The problem with her new windows is that they have a vinyl, not wood, covering, and the cross-section that runs vertically through the center of the windows is on the inside, not the outside, Bowles said.
"For some reason, they want them on the outside," Bowles said. Phone calls to Cheryl Shepherd, chairman of the review board, were not returned.
Bowles said she would not discuss the dispute further, and she and Sherman both said they would wait to see how Green's meeting goes before deciding whether to join him. But Bowles said she thinks that local officials are imperiling their own efforts to revitalize downtown.
"The businesses that are here have to really struggle and ask permission to do anything," she said. "Things that need doing aren't getting done."
Many Main Street merchants point to the old Sweeney Building as one of the things that's not being done. The building, owned by Marshall developer Walter Story, is crumbling, shedding the occasional brick onto the sidewalk.
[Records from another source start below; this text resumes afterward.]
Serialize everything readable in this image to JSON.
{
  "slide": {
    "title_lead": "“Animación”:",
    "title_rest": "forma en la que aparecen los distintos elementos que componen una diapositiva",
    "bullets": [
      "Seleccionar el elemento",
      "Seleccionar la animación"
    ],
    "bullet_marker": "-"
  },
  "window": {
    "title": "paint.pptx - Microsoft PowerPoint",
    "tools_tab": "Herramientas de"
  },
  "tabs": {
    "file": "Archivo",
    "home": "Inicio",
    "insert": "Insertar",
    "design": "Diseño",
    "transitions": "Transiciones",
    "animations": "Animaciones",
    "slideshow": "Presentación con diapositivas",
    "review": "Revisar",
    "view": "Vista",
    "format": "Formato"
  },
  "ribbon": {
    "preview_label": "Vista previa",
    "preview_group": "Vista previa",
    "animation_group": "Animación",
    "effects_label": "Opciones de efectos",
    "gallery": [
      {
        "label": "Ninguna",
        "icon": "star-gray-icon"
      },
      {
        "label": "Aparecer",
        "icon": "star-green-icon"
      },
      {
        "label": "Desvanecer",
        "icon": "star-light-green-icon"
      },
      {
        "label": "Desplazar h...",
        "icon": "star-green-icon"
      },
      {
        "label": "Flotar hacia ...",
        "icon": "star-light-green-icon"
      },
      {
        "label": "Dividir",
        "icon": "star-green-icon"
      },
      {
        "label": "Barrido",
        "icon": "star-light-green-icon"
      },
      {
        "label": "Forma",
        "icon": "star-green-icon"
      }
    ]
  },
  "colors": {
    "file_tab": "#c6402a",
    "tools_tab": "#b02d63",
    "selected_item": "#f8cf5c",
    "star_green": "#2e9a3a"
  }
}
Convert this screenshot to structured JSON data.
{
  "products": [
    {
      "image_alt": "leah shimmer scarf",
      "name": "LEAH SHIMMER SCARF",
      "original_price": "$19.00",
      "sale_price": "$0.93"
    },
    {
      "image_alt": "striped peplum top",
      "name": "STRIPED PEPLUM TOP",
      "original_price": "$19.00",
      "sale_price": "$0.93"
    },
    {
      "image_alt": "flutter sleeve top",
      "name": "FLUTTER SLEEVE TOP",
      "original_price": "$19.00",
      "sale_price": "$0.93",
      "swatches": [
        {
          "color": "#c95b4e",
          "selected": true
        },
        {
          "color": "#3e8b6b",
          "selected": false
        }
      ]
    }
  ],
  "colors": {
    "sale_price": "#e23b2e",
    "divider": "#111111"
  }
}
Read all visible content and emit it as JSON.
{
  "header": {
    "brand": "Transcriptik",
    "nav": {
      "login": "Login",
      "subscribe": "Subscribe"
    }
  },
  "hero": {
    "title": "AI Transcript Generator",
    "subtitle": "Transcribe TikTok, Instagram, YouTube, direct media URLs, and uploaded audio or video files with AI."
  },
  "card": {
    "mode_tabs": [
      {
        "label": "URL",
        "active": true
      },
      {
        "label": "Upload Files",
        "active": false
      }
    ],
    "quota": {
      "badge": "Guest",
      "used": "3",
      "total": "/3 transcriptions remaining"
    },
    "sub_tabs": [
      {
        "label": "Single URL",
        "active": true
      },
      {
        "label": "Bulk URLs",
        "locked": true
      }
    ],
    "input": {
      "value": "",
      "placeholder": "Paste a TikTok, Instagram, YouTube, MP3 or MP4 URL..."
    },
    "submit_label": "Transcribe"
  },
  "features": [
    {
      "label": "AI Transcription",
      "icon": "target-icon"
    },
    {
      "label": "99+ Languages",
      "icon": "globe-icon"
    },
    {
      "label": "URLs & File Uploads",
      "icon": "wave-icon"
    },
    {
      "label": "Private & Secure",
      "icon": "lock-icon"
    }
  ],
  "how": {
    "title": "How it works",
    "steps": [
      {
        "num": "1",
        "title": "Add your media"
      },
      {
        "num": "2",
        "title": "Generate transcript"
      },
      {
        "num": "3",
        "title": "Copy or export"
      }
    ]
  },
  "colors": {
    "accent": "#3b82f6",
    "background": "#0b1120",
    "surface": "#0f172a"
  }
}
Story hoped to turn it into a Irish-style pub and took his plans before the Architectural Review Board. He would not comment on what happened, saying only, "The town could stand to cooperate more with local merchants." Other business owners said the board's scrutiny exasperated Story and caused him to abandon his plans.
Story said he has put his plans "on the back burner"--not because of any run-ins with local officials but because of economics. There isn't enough trade in Old Town to support his business, he said.
Dennis Bachetti, who recently opened an ice cream stand in Rankin's Furniture parking lot, near Broadview Avenue and Waterloo Street, said he was discouraged at first when Ocel told him erroneously during their first meeting that zoning ordinances prohibited the stand.
Ocel said in an interview that he made no misrepresentations and that Bachetti's permit application was inadequate. Eventually, Bachetti said, he studied the ordinances himself.
"I just kept coming back and coming back. I guess if you're relentless, then they're business-friendly here," he said from behind his stand, Carousel Frozen Treats.
Anzivino is philosophical about disgruntled business owners and the fingers being pointed at him.
"A lot of folks believe that we live in a small town, and it is their thought that things are much simpler than they might be in a big city," Anzivino said. "But . . . we have much of the same regulations here."
Vice Mayor John "Sparky" Lewis (Ward 5) said many business owners appear to be unfamiliar with the raft of regulations and ordinances that are commonplace in any jurisdiction. He said he is seeking a meeting with Green in an effort to cool the controversy.
"I think it's a communication problem," Lewis said. "For each person that you find that feels there's been a mistreatment . . . I can direct you to five that feel like their relationship with the town has been generally efficient and pleasant."